Victories by Far From Trouble, Finger Onthe Pulse, Bob Longo and Carlingford Lough in recent times have ensured the famous green and white hoops have joylessly walked into the winners’ enclosure at Ballybrit and SLOWMOTION (best price 12-1) looks one of the most likely to keep the tradition going for one of Ireland’s most enduring and treasured racing figures. An inexperienced novice when an excellent third in this race last year, Joseph O’Brien’s mare has failed to build on that career-high performance in four subsequent starts over fences, but it was good see her show a bit more promise on her latest outing back over hurdles in the Grade 3 Grimes Hurdle at Tipperary. Off the back of a 69-day break, the daughter of Soldier Of Fortune ran a blinder to finish a close-up fourth behind the likes of smart hurdlers Joey Sasa and Wicklow Brave and given that race at the Limerick Junction track was over an inadequate two-mile trip, her performance deserves even more praise. Likely to be a good deal sharper for that outing, the six-year-old heads back to the scene of her finest hour with the wind in her sails and based on the evidence of her four best career displays, the predicted decent ground should provide her with the perfect platform to better last year’s heroics.

Away from those powerful connections, PEREGRINE RUN (best price 14-1) appeals as one most likely to gate crash the party and following an eye-catching effort that served the chief objective of blowing away the cobwebs at Killarney last time out, Peter Fahey’s classy gelding is a must for any shortlist.

A talented Grade 2-winning hurdler, the lightly-raced eight-year-old has made a seamless transition to fences based on his six starts over the larger obstacles and three victories in the early part of Autumn when the ground was still in his favour meant he was on the shortlist for several races at the Cheltenham Festival. Unfortunately, the son of King’s Theatre had to miss the gig due to a setback and his season ended up on a slightly sore note when he tipped up at the fourth last when still in contention in a Grade 2 Chase at Ayr.

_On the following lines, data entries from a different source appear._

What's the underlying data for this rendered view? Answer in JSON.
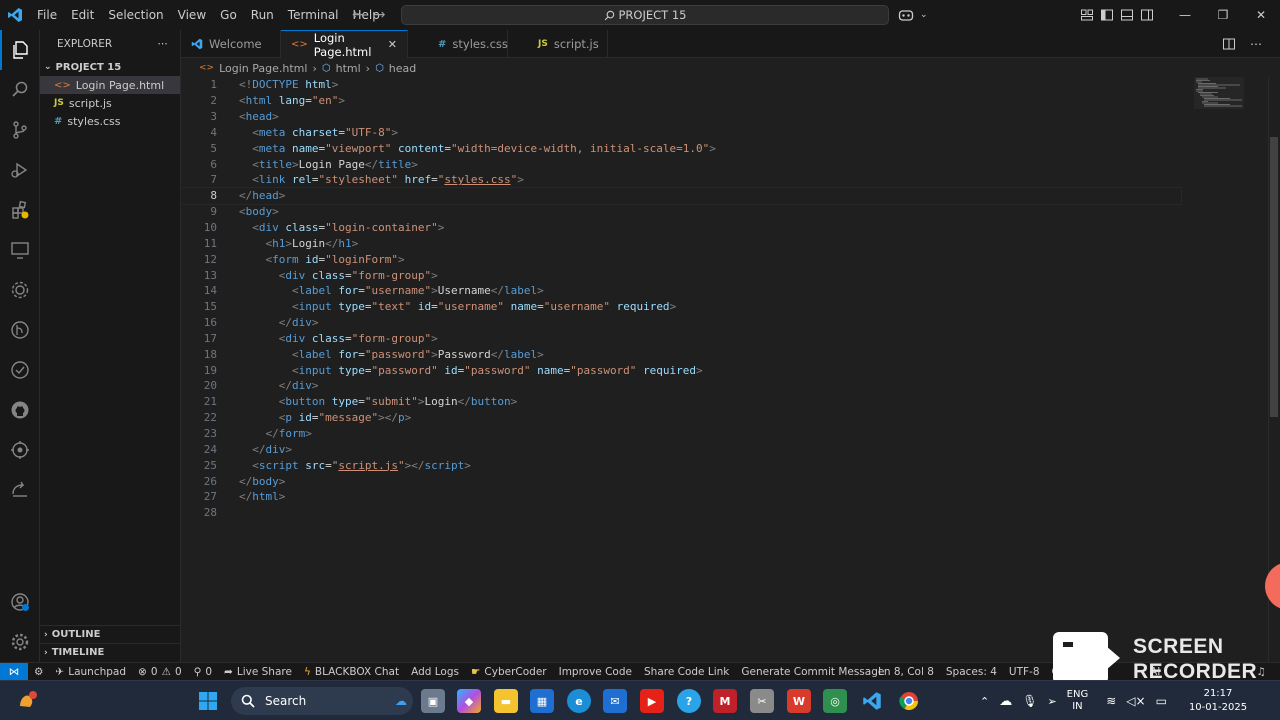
{
  "menu": [
    "File",
    "Edit",
    "Selection",
    "View",
    "Go",
    "Run",
    "Terminal",
    "Help"
  ],
  "command_center": {
    "label": "PROJECT 15"
  },
  "sidebar": {
    "title": "EXPLORER",
    "project": "PROJECT 15",
    "files": [
      {
        "name": "Login Page.html",
        "icon": "html-file-icon",
        "selected": true
      },
      {
        "name": "script.js",
        "icon": "js-file-icon",
        "selected": false
      },
      {
        "name": "styles.css",
        "icon": "css-file-icon",
        "selected": false
      }
    ],
    "outline": "OUTLINE",
    "timeline": "TIMELINE"
  },
  "tabs": [
    {
      "label": "Welcome",
      "icon": "vscode-icon",
      "active": false
    },
    {
      "label": "Login Page.html",
      "icon": "html-file-icon",
      "active": true
    },
    {
      "label": "styles.css",
      "icon": "css-file-icon",
      "active": false
    },
    {
      "label": "script.js",
      "icon": "js-file-icon",
      "active": false
    }
  ],
  "breadcrumb": [
    "Login Page.html",
    "html",
    "head"
  ],
  "editor": {
    "current_line": 8,
    "lines": [
      [
        [
          "br",
          "<!"
        ],
        [
          "t",
          "DOCTYPE"
        ],
        [
          "tx",
          " "
        ],
        [
          "at",
          "html"
        ],
        [
          "br",
          ">"
        ]
      ],
      [
        [
          "br",
          "<"
        ],
        [
          "t",
          "html"
        ],
        [
          "tx",
          " "
        ],
        [
          "at",
          "lang"
        ],
        [
          "tx",
          "="
        ],
        [
          "st",
          "\"en\""
        ],
        [
          "br",
          ">"
        ]
      ],
      [
        [
          "br",
          "<"
        ],
        [
          "t",
          "head"
        ],
        [
          "br",
          ">"
        ]
      ],
      [
        [
          "tx",
          "  "
        ],
        [
          "br",
          "<"
        ],
        [
          "t",
          "meta"
        ],
        [
          "tx",
          " "
        ],
        [
          "at",
          "charset"
        ],
        [
          "tx",
          "="
        ],
        [
          "st",
          "\"UTF-8\""
        ],
        [
          "br",
          ">"
        ]
      ],
      [
        [
          "tx",
          "  "
        ],
        [
          "br",
          "<"
        ],
        [
          "t",
          "meta"
        ],
        [
          "tx",
          " "
        ],
        [
          "at",
          "name"
        ],
        [
          "tx",
          "="
        ],
        [
          "st",
          "\"viewport\""
        ],
        [
          "tx",
          " "
        ],
        [
          "at",
          "content"
        ],
        [
          "tx",
          "="
        ],
        [
          "st",
          "\"width=device-width, initial-scale=1.0\""
        ],
        [
          "br",
          ">"
        ]
      ],
      [
        [
          "tx",
          "  "
        ],
        [
          "br",
          "<"
        ],
        [
          "t",
          "title"
        ],
        [
          "br",
          ">"
        ],
        [
          "tx",
          "Login Page"
        ],
        [
          "br",
          "</"
        ],
        [
          "t",
          "title"
        ],
        [
          "br",
          ">"
        ]
      ],
      [
        [
          "tx",
          "  "
        ],
        [
          "br",
          "<"
        ],
        [
          "t",
          "link"
        ],
        [
          "tx",
          " "
        ],
        [
          "at",
          "rel"
        ],
        [
          "tx",
          "="
        ],
        [
          "st",
          "\"stylesheet\""
        ],
        [
          "tx",
          " "
        ],
        [
          "at",
          "href"
        ],
        [
          "tx",
          "="
        ],
        [
          "st",
          "\""
        ],
        [
          "stu",
          "styles.css"
        ],
        [
          "st",
          "\""
        ],
        [
          "br",
          ">"
        ]
      ],
      [
        [
          "br",
          "</"
        ],
        [
          "t",
          "head"
        ],
        [
          "br",
          ">"
        ]
      ],
      [
        [
          "br",
          "<"
        ],
        [
          "t",
          "body"
        ],
        [
          "br",
          ">"
        ]
      ],
      [
        [
          "tx",
          "  "
        ],
        [
          "br",
          "<"
        ],
        [
          "t",
          "div"
        ],
        [
          "tx",
          " "
        ],
        [
          "at",
          "class"
        ],
        [
          "tx",
          "="
        ],
        [
          "st",
          "\"login-container\""
        ],
        [
          "br",
          ">"
        ]
      ],
      [
        [
          "tx",
          "    "
        ],
        [
          "br",
          "<"
        ],
        [
          "t",
          "h1"
        ],
        [
          "br",
          ">"
        ],
        [
          "tx",
          "Login"
        ],
        [
          "br",
          "</"
        ],
        [
          "t",
          "h1"
        ],
        [
          "br",
          ">"
        ]
      ],
      [
        [
          "tx",
          "    "
        ],
        [
          "br",
          "<"
        ],
        [
          "t",
          "form"
        ],
        [
          "tx",
          " "
        ],
        [
          "at",
          "id"
        ],
        [
          "tx",
          "="
        ],
        [
          "st",
          "\"loginForm\""
        ],
        [
          "br",
          ">"
        ]
      ],
      [
        [
          "tx",
          "      "
        ],
        [
          "br",
          "<"
        ],
        [
          "t",
          "div"
        ],
        [
          "tx",
          " "
        ],
        [
          "at",
          "class"
        ],
        [
          "tx",
          "="
        ],
        [
          "st",
          "\"form-group\""
        ],
        [
          "br",
          ">"
        ]
      ],
      [
        [
          "tx",
          "        "
        ],
        [
          "br",
          "<"
        ],
        [
          "t",
          "label"
        ],
        [
          "tx",
          " "
        ],
        [
          "at",
          "for"
        ],
        [
          "tx",
          "="
        ],
        [
          "st",
          "\"username\""
        ],
        [
          "br",
          ">"
        ],
        [
          "tx",
          "Username"
        ],
        [
          "br",
          "</"
        ],
        [
          "t",
          "label"
        ],
        [
          "br",
          ">"
        ]
      ],
      [
        [
          "tx",
          "        "
        ],
        [
          "br",
          "<"
        ],
        [
          "t",
          "input"
        ],
        [
          "tx",
          " "
        ],
        [
          "at",
          "type"
        ],
        [
          "tx",
          "="
        ],
        [
          "st",
          "\"text\""
        ],
        [
          "tx",
          " "
        ],
        [
          "at",
          "id"
        ],
        [
          "tx",
          "="
        ],
        [
          "st",
          "\"username\""
        ],
        [
          "tx",
          " "
        ],
        [
          "at",
          "name"
        ],
        [
          "tx",
          "="
        ],
        [
          "st",
          "\"username\""
        ],
        [
          "tx",
          " "
        ],
        [
          "at",
          "required"
        ],
        [
          "br",
          ">"
        ]
      ],
      [
        [
          "tx",
          "      "
        ],
        [
          "br",
          "</"
        ],
        [
          "t",
          "div"
        ],
        [
          "br",
          ">"
        ]
      ],
      [
        [
          "tx",
          "      "
        ],
        [
          "br",
          "<"
        ],
        [
          "t",
          "div"
        ],
        [
          "tx",
          " "
        ],
        [
          "at",
          "class"
        ],
        [
          "tx",
          "="
        ],
        [
          "st",
          "\"form-group\""
        ],
        [
          "br",
          ">"
        ]
      ],
      [
        [
          "tx",
          "        "
        ],
        [
          "br",
          "<"
        ],
        [
          "t",
          "label"
        ],
        [
          "tx",
          " "
        ],
        [
          "at",
          "for"
        ],
        [
          "tx",
          "="
        ],
        [
          "st",
          "\"password\""
        ],
        [
          "br",
          ">"
        ],
        [
          "tx",
          "Password"
        ],
        [
          "br",
          "</"
        ],
        [
          "t",
          "label"
        ],
        [
          "br",
          ">"
        ]
      ],
      [
        [
          "tx",
          "        "
        ],
        [
          "br",
          "<"
        ],
        [
          "t",
          "input"
        ],
        [
          "tx",
          " "
        ],
        [
          "at",
          "type"
        ],
        [
          "tx",
          "="
        ],
        [
          "st",
          "\"password\""
        ],
        [
          "tx",
          " "
        ],
        [
          "at",
          "id"
        ],
        [
          "tx",
          "="
        ],
        [
          "st",
          "\"password\""
        ],
        [
          "tx",
          " "
        ],
        [
          "at",
          "name"
        ],
        [
          "tx",
          "="
        ],
        [
          "st",
          "\"password\""
        ],
        [
          "tx",
          " "
        ],
        [
          "at",
          "required"
        ],
        [
          "br",
          ">"
        ]
      ],
      [
        [
          "tx",
          "      "
        ],
        [
          "br",
          "</"
        ],
        [
          "t",
          "div"
        ],
        [
          "br",
          ">"
        ]
      ],
      [
        [
          "tx",
          "      "
        ],
        [
          "br",
          "<"
        ],
        [
          "t",
          "button"
        ],
        [
          "tx",
          " "
        ],
        [
          "at",
          "type"
        ],
        [
          "tx",
          "="
        ],
        [
          "st",
          "\"submit\""
        ],
        [
          "br",
          ">"
        ],
        [
          "tx",
          "Login"
        ],
        [
          "br",
          "</"
        ],
        [
          "t",
          "button"
        ],
        [
          "br",
          ">"
        ]
      ],
      [
        [
          "tx",
          "      "
        ],
        [
          "br",
          "<"
        ],
        [
          "t",
          "p"
        ],
        [
          "tx",
          " "
        ],
        [
          "at",
          "id"
        ],
        [
          "tx",
          "="
        ],
        [
          "st",
          "\"message\""
        ],
        [
          "br",
          "></"
        ],
        [
          "t",
          "p"
        ],
        [
          "br",
          ">"
        ]
      ],
      [
        [
          "tx",
          "    "
        ],
        [
          "br",
          "</"
        ],
        [
          "t",
          "form"
        ],
        [
          "br",
          ">"
        ]
      ],
      [
        [
          "tx",
          "  "
        ],
        [
          "br",
          "</"
        ],
        [
          "t",
          "div"
        ],
        [
          "br",
          ">"
        ]
      ],
      [
        [
          "tx",
          "  "
        ],
        [
          "br",
          "<"
        ],
        [
          "t",
          "script"
        ],
        [
          "tx",
          " "
        ],
        [
          "at",
          "src"
        ],
        [
          "tx",
          "="
        ],
        [
          "st",
          "\""
        ],
        [
          "stu",
          "script.js"
        ],
        [
          "st",
          "\""
        ],
        [
          "br",
          "></"
        ],
        [
          "t",
          "script"
        ],
        [
          "br",
          ">"
        ]
      ],
      [
        [
          "br",
          "</"
        ],
        [
          "t",
          "body"
        ],
        [
          "br",
          ">"
        ]
      ],
      [
        [
          "br",
          "</"
        ],
        [
          "t",
          "html"
        ],
        [
          "br",
          ">"
        ]
      ],
      []
    ]
  },
  "statusbar": {
    "launchpad": "Launchpad",
    "problems": "0",
    "warnings": "0",
    "ports": "0",
    "live_share": "Live Share",
    "blackbox": "BLACKBOX Chat",
    "add_logs": "Add Logs",
    "cybercoder": "CyberCoder",
    "improve_code": "Improve Code",
    "share_code": "Share Code Link",
    "commit_msg": "Generate Commit Message",
    "position": "Ln 8, Col 8",
    "spaces": "Spaces: 4",
    "encoding": "UTF-8",
    "eol": "CRLF",
    "ai": "AI"
  },
  "watermark": {
    "line1": "SCREEN",
    "line2": "RECORDER"
  },
  "taskbar": {
    "search": "Search",
    "lang1": "ENG",
    "lang2": "IN",
    "time": "21:17",
    "date": "10-01-2025"
  },
  "colors": {
    "accent": "#0078d4",
    "background": "#1f1f1f",
    "panel": "#181818"
  }
}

Racing on the Flat for the first time after an 88-day break, he looked just short of match sharpness when outpaced over 1m 6f against the likes of Wicklow Brave and several other useful and speedier types at the Co Kerry venue, but at the same time, he did finish his race off with a degree of purpose from two out to offer plenty of encouragement for the future. Hopefully that all-important outing will have done him the world of good and having run well over this unique course when third to Rathvinden at last year’s seven-day extravaganza, he fits the profile of so many previous winners of this race.

Slowmotion - 1pt e/w @ 12/1
Peregrine Run - 1pt e/w @ 12/1